Click the links to watch [Edit] The ad is no longer on the Apple site, someone has made a copy on YouTube though.
December 17th 2012
Our first app Makego has just been updated to 1.02
– Santa Claus vehicle, deliver presents to children down the chimney
– Improved vehicle select screen with preview of vehicle & swipe gesture
– Removed external social media links
– App now under the Cowly Owl brand
Download it now on the App Store. Merry Christmas everyone!
December 14th 2012
We are very happy indeed that Little Digits has been included in the App Store Best of 2012 feature in the United Kingdom & Ireland.
It is listed under Hidden Gems: “These fantastic apps are the outliers – they don’t fit neatly into categories, but they impressed us by riding trends or forging new ones”.
If you haven’t already, please do buy the app & help us fund the next set of apps for kids in 2013.
itunes.com/AppStoreBestof2012 (opens iTunes/App Store)
December 6th 2012
“ZX builds on her fascination with numbers with a cool little iPad app called Little Digits”
Mckade age 9 with autism using little digits app to help with double digit addition.
Video demonstration by “Apps for Children With Special Needs”
Demonstration of how you can record the voices in your own language…
November 2nd 2012
Photo below via @nardove.
October 1st 2012
As a free gift back to our fans, you can now download & print a colouring book for Little Digits right here.
Please feel free to share any photos of your doodles & colouring on our Facebook page.
September 16th 2012

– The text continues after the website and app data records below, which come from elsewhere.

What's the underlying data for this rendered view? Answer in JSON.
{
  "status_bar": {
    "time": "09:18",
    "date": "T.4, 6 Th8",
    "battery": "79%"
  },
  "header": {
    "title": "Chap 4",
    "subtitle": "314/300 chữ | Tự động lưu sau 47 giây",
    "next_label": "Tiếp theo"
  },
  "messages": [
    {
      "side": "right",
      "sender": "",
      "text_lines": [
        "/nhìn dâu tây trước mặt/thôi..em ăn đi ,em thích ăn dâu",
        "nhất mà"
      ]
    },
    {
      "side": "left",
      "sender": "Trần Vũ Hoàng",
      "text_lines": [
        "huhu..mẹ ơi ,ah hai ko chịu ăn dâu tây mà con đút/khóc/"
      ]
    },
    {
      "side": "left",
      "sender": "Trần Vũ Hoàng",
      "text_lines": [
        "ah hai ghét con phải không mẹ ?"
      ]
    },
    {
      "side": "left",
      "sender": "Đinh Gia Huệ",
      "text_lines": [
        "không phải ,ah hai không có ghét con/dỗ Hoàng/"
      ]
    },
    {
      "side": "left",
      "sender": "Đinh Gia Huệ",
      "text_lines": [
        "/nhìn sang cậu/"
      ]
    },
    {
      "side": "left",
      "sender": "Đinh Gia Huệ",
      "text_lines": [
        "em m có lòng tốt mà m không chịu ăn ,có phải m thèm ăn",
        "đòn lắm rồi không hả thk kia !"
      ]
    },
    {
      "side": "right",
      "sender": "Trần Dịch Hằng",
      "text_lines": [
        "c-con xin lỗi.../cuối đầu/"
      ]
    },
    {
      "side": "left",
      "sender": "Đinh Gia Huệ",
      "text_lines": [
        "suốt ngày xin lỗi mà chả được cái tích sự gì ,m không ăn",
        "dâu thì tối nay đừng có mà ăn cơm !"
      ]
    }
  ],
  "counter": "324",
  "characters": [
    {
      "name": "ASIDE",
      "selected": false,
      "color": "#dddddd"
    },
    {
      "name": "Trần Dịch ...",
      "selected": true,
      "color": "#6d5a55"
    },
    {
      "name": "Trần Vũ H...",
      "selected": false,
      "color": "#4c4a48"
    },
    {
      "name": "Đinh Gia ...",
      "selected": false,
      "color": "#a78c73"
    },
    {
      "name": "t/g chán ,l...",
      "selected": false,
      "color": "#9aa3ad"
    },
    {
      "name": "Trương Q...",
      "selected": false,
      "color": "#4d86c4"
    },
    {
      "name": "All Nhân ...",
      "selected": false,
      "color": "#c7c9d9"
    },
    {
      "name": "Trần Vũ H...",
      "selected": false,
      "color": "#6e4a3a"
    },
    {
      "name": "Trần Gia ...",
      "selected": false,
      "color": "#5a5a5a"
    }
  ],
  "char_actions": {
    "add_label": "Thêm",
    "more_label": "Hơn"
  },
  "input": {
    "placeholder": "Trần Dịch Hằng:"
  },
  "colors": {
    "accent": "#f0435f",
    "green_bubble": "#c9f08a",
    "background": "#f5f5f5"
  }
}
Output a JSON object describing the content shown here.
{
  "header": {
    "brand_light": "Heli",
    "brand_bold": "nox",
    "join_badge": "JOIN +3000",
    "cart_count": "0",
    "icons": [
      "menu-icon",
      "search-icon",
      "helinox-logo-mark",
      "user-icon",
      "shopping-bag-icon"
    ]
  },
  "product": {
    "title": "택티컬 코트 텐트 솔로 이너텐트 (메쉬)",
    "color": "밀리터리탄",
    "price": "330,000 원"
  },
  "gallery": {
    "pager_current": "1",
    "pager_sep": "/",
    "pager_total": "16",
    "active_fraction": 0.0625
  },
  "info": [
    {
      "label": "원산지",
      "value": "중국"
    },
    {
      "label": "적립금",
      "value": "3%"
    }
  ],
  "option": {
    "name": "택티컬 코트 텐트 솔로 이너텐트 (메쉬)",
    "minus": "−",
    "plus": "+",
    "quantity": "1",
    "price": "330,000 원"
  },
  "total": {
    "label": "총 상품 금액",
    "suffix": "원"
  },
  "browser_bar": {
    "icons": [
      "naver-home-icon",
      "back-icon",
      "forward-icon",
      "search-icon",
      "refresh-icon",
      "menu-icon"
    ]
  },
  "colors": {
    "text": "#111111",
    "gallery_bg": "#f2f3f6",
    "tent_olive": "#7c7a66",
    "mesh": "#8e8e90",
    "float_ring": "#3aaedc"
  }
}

Little Digits has just been updated to version 1.02, adding some settings to the app…
– Background music can now be muted on play screens to help with concentration.
– Difficulty setting, you can now limit the answer for sums to 5 (the default is 1-10).
– Record lock, you can now record your own voices, then lock it so no changes can be made.
We need your reviews!
If you like Little Digits, please leave a review on the App Store.
Got a problem or suggestion?
Please visit our support page.
September 6th 2012
(image courtesy of Appcessories blog)
September 1st 2012
The 1.01 version of Little Digits has gone live. You can now record your own voice samples & in any language you wish.
Let us know what you think here.
July 19th 2012
@cookwith5kids posted this video review from her kids…
If you have any photos or videos of your children playing with Little Digits & would like to share, please contact us here.
July 12th 2012
I’m very happy to announce the release of our latest app Little Digits.
Little Digits is a fun educational app that teaches children about numbers by putting a new spin on finger counting.
Using the iPad multi-touch screen, Little Digits displays number characters by detecting how many fingers you put down. Children can learn to associate the number on the screen with the number of fingers they place down, whilst enjoying the unique characters and animations of the Little Digits world.
There are also games that introduce small addition and subtraction calculations, where you can work out the answer using the same multi-touch finger detection.
This is an app that will grow with your child’s numerical understanding. Not only can they discover numbers through initial independent play, you can also play collaboratively with your child, each putting fingers down to count and work out calculations together. Then when your child is ready, they can work out the answers for themselves, using their own little digits!
Watch the video & get the app here:
April 2nd 2012
I’d like to introduce you to a new startup studio Cowly Owl. Based in London and founded by artist/designer/inventor Chris O’Shea.
Our first app Makego was published in February by Chris O’Shea, but will soon come under the Cowly Owl brand. A new app is on the way very shortly for iPad.
Exciting times ahead.